Susan M. Domchek, MD | Authors

Commentary (Stopfer/Domchek): Evaluation and Management of Women With BRCA1/2 Mutations

October 01, 2005

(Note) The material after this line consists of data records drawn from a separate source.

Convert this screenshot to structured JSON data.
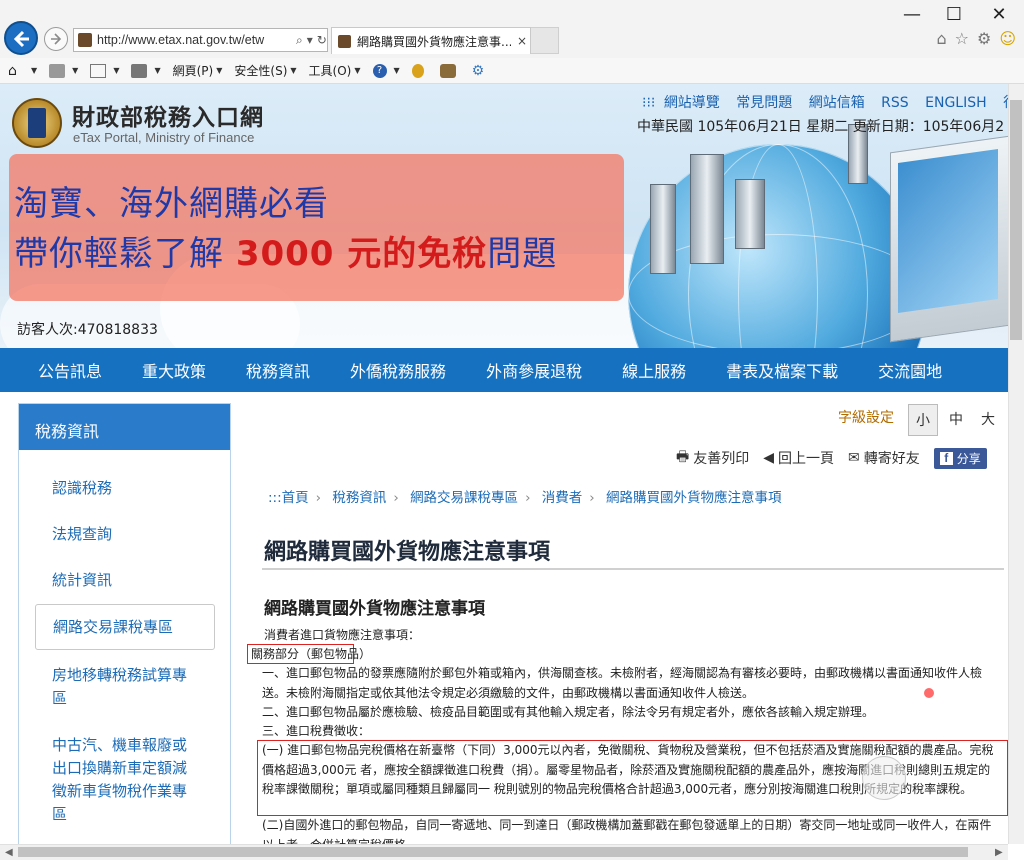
{
  "browser": {
    "url": "http://www.etax.nat.gov.tw/etw",
    "tab_title": "網路購買國外貨物應注意事...",
    "tab_close": "×",
    "minimize": "—",
    "maximize": "☐",
    "close": "✕",
    "toolbar": {
      "page_menu": "網頁(P)",
      "safety_menu": "安全性(S)",
      "tools_menu": "工具(O)"
    }
  },
  "site": {
    "logo_title": "財政部稅務入口網",
    "logo_subtitle": "eTax Portal, Ministry of Finance",
    "top_links": [
      "網站導覽",
      "常見問題",
      "網站信箱",
      "RSS",
      "ENGLISH",
      "行動"
    ],
    "date_line": "中華民國 105年06月21日 星期二 更新日期：105年06月2",
    "promo_line1": "淘寶、海外網購必看",
    "promo_line2_a": "帶你輕鬆了解 ",
    "promo_line2_b": "3000 元的免稅",
    "promo_line2_c": "問題",
    "visitor": "訪客人次:470818833",
    "nav": [
      "公告訊息",
      "重大政策",
      "稅務資訊",
      "外僑稅務服務",
      "外商參展退稅",
      "線上服務",
      "書表及檔案下載",
      "交流園地"
    ]
  },
  "sidebar": {
    "title": "稅務資訊",
    "items": [
      "認識稅務",
      "法規查詢",
      "統計資訊",
      "網路交易課稅專區",
      "房地移轉稅務試算專區",
      "中古汽、機車報廢或出口換購新車定額減徵新車貨物稅作業專區"
    ]
  },
  "content": {
    "font_setting_label": "字級設定",
    "font_sizes": [
      "小",
      "中",
      "大"
    ],
    "actions": {
      "print": "友善列印",
      "back": "回上一頁",
      "mail": "轉寄好友",
      "share": "分享"
    },
    "breadcrumb": [
      ":::首頁",
      "稅務資訊",
      "網路交易課稅專區",
      "消費者",
      "網路購買國外貨物應注意事項"
    ],
    "page_title": "網路購買國外貨物應注意事項",
    "sub_title": "網路購買國外貨物應注意事項",
    "p0": "消費者進口貨物應注意事項：",
    "p1": "關務部分（郵包物品）",
    "p2": "一、進口郵包物品的發票應隨附於郵包外箱或箱內，供海關查核。未檢附者，經海關認為有審核必要時，由郵政機構以書面通知收件人檢送。未檢附海關指定或依其他法令規定必須繳驗的文件，由郵政機構以書面通知收件人檢送。",
    "p3": "二、進口郵包物品屬於應檢驗、檢疫品目範圍或有其他輸入規定者，除法令另有規定者外，應依各該輸入規定辦理。",
    "p4": "三、進口稅費徵收：",
    "p5": "(一) 進口郵包物品完稅價格在新臺幣（下同）3,000元以內者，免徵關稅、貨物稅及營業稅，但不包括菸酒及實施關稅配額的農產品。完稅價格超過3,000元 者，應按全額課徵進口稅費（捐）。屬零星物品者，除菸酒及實施關稅配額的農產品外，應按海關進口稅則總則五規定的稅率課徵關稅；單項或屬同種類且歸屬同一 稅則號別的物品完稅價格合計超過3,000元者，應分別按海關進口稅則所規定的稅率課稅。",
    "p6": "(二)自國外進口的郵包物品，自同一寄遞地、同一到達日（郵政機構加蓋郵戳在郵包發遞單上的日期）寄交同一地址或同一收件人，在兩件以上者，合併計算完稅價格。"
  }
}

More than a decade has passedsince the cancer predispositiongenes BRCA1 andBRCA2 were cloned. Collectively,these genes are responsible for virtuallyall hereditary breast/ovarian cancerfamilies as well as a smaller subsetof hereditary site-specific breast cancerfamilies.[1] Their discovery helped usherin a new age of predictive and preventivemedicine for those at risk ofbreast and ovarian cancer, two of themost common forms of cancer in womenin the United States.[2] Peshkin andIsaacs provide an excellent summaryof cancer susceptibility due to inheritedmutations in BRCA1 and BRCA2,including approaches to assessing personaland family history for the likelihoodof finding these mutations, theirassociated cancer risks, and options forclinical management.